The camps we visited with Desert & Delta were Camp Xakanaxa and Camp Okavango in the Moremi Game Reserve located in the Okavango Delta, and Suvuti Safari Lodge in Chobe National Park. After our first two nights at Camp Xakanaxa, we figured out all the camps within this company keep the same schedule; this made it so easy to adjust to going forward. We knew what time wake up call was all the way to when dinner was being served. Desert & Delta’s camps are the perfect intro to Botswana culture, wildlife and its landscape. It’s luxurious without being pretentious…the word “glamping” comes to mind. We loved the beautiful decor and structure of all camps we visited, think old Out of Africa with muted tones, canvas, leather, and wicker galore. And the staff is so nice and eager to make you feel at home; if you find no-one’s manning the bar you can head around and help yourself. Each camp offers something unique to that area. At Camp Xakanaxa were game drives through the bush with lots of elephants and giraffes, Camp Okavango was canoe rides and trail hikes spotting hippos and colorful birds in the delta. Suvuti Lodge was more game drives with the Marsh lions, Cape buffalo, warthogs and leopards. We started our days with an early game drive, came back for a feast of a brunch, had a few hours to siesta, a quick afternoon tea, followed by a sunset game drive with your poison of choice as the sunsets. My poison was these incredible BBQ corn nuts and orange polenta cake (a little tidbit, if you find something you like, ask for the recipe. They will print it right up for you). You are eternally eating, drinking and animal spotting which is pretty ideal, if like me those are three of your favorite things to do in life. Elephants, lions along with her cubs, giraffes, hippos, hyenas, impalas, kudu, one leopard, and her cub, and no end of winged friends; we definitely weren’t short on flora and fauna in Botswana. Experiencing these animals in their environment is something I cannot describe, other than there is something so organic being in their natural habitat. You really see what the circle of life is all about. We’d end our days with eating dinner communal style with other guests. It was so nice to get to know other people from all over the world that you wouldn’t meet otherwise. We drank local wines, feasted on game I had never heard of like kudu & springbok, and menus that would put you into a food coma.

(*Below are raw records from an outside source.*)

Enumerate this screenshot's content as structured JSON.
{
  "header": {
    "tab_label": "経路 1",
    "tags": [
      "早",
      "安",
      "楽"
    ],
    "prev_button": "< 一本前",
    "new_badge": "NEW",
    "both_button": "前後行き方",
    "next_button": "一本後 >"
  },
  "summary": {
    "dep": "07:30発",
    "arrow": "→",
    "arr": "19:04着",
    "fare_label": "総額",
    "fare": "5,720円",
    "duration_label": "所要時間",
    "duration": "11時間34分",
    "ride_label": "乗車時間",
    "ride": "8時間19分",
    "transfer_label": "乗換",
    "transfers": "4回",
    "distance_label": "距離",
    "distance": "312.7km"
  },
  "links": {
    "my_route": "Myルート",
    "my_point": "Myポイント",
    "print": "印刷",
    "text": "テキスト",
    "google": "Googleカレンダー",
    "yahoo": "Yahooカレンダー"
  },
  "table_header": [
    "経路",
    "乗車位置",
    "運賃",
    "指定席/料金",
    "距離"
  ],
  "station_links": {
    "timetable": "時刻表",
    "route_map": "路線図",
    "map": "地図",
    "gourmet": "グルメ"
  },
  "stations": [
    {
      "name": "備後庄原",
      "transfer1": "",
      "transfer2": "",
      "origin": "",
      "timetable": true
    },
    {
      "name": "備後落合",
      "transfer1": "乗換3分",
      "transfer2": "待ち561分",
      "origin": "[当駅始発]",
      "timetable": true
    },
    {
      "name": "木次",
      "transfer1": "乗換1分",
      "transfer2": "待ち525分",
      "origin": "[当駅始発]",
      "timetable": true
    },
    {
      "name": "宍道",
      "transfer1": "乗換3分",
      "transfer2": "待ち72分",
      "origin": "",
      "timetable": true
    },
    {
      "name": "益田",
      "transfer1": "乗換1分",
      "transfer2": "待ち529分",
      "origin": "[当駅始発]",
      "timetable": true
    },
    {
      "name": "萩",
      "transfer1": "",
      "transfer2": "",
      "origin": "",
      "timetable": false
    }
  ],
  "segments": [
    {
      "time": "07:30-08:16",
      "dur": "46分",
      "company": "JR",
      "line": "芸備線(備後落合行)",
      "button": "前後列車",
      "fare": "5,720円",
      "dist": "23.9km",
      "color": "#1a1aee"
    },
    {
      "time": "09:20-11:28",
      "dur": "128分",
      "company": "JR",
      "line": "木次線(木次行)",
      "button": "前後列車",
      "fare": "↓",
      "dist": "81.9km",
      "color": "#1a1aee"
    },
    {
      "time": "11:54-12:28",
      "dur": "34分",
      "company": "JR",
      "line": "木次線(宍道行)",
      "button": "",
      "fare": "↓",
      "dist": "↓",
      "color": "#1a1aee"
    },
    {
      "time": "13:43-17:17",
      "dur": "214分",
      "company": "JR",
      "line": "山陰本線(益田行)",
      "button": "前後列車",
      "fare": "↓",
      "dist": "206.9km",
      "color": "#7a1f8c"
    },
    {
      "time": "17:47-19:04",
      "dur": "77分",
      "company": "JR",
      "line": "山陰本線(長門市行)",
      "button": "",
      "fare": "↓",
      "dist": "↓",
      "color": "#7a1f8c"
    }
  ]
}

We also met a lovely Welch couple that stayed at two of the same camps as ours. We hated to say goodbye on our way to the last camp, but to our surprise our last morning game drive, on our way to the airstrip to head home, we ran into them as they were on a game drive as well. It was so great to have one last goodbye and a promise to stay in touch.
This was a trip of a lifetime that will never be forgotten. And if you ever find yourself on an organized safari, ask for a bush baby. Trust me.
Africa and its people are truly magical.